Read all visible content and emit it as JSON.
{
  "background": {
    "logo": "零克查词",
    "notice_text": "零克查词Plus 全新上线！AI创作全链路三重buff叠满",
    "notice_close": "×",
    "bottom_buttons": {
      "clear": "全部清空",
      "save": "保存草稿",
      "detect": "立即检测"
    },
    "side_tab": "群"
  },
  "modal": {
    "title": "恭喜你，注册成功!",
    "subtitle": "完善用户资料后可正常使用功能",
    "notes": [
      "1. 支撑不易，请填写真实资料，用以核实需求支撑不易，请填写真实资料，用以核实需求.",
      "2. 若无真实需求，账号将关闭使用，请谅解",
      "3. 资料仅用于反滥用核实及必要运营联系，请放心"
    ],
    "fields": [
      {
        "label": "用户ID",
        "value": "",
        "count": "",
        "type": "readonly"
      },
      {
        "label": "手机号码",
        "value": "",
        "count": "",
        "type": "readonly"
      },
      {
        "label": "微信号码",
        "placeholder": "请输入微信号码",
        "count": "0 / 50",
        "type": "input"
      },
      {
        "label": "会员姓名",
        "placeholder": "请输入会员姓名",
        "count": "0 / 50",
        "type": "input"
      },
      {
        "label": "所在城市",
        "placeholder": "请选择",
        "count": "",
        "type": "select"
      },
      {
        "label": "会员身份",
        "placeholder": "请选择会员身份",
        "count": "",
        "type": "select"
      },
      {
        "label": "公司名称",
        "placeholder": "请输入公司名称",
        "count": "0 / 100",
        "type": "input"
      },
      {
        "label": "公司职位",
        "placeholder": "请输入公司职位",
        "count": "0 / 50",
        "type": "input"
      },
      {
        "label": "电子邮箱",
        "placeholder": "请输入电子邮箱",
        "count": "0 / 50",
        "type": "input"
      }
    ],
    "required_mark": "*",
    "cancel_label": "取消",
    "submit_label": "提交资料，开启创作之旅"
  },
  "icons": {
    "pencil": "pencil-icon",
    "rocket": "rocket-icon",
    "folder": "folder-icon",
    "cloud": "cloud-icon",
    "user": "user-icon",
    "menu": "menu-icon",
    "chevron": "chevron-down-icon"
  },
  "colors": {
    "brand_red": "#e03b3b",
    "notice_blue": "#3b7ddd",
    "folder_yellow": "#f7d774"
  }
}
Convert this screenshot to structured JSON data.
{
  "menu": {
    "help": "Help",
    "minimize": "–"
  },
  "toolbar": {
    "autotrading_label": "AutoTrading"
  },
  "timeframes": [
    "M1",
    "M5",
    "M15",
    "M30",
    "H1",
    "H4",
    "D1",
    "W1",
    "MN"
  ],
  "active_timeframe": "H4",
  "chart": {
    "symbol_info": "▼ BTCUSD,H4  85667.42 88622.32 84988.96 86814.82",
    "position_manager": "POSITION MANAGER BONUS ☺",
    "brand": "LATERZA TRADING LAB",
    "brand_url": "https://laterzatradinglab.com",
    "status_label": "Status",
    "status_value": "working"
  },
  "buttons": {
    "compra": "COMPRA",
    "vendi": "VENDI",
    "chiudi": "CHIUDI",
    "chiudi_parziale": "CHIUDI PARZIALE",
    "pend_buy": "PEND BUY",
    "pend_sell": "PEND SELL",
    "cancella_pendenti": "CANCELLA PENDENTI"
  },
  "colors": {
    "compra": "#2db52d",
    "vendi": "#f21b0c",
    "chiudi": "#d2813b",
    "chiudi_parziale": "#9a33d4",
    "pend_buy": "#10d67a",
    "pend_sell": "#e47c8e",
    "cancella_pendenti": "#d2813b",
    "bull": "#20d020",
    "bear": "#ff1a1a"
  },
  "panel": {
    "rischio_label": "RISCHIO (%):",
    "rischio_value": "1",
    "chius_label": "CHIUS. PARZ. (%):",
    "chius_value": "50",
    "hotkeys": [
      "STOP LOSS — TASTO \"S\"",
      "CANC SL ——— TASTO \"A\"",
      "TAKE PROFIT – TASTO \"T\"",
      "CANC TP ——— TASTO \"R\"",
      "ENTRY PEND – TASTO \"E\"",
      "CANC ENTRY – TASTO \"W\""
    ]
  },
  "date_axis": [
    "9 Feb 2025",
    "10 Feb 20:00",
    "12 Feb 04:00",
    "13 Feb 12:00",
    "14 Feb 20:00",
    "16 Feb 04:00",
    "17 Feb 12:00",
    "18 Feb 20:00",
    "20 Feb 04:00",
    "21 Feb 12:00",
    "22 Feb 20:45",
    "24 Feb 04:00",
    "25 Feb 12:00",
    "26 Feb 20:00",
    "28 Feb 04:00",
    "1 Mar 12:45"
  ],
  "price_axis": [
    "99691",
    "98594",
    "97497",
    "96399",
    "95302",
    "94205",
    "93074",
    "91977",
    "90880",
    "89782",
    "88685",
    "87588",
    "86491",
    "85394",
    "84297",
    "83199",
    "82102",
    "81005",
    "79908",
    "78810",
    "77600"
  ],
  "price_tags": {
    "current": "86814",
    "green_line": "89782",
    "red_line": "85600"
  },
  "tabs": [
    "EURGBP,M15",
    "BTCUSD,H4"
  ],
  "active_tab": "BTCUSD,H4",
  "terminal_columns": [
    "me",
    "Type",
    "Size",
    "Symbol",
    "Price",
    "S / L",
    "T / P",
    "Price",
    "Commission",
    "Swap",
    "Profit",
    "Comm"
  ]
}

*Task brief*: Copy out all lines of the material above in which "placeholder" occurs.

*Your solution*:
        "placeholder": "请输入微信号码",
        "placeholder": "请输入会员姓名",
        "placeholder": "请选择",
        "placeholder": "请选择会员身份",
        "placeholder": "请输入公司名称",
        "placeholder": "请输入公司职位",
        "placeholder": "请输入电子邮箱",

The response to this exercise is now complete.